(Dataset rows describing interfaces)

========

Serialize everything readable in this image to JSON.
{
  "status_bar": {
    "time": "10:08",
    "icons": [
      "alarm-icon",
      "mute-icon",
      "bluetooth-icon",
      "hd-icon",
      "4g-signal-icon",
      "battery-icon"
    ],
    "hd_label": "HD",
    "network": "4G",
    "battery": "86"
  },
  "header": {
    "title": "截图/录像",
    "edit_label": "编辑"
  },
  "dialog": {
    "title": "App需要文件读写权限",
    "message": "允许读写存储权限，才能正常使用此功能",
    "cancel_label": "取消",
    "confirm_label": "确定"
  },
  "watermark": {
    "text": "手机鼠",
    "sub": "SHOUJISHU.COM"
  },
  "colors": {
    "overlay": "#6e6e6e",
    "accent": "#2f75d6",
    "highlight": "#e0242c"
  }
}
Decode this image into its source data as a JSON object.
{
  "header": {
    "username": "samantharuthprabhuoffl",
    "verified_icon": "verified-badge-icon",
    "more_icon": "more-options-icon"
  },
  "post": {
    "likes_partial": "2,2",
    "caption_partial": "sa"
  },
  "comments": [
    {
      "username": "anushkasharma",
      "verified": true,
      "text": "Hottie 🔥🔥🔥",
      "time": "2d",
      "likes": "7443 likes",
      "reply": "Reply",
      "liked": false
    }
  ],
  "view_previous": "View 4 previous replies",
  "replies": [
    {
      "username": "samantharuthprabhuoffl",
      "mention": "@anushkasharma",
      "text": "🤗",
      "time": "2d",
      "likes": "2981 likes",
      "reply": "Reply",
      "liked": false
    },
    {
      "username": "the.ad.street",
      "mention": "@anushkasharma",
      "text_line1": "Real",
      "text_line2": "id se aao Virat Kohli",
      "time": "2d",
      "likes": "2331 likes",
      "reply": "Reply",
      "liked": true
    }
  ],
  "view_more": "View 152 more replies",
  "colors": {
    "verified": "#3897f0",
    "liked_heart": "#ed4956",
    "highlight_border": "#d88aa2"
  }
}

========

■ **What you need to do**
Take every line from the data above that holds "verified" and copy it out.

■ **Exercise result**
    "verified_icon": "verified-badge-icon",
      "verified": true,
    "verified": "#3897f0",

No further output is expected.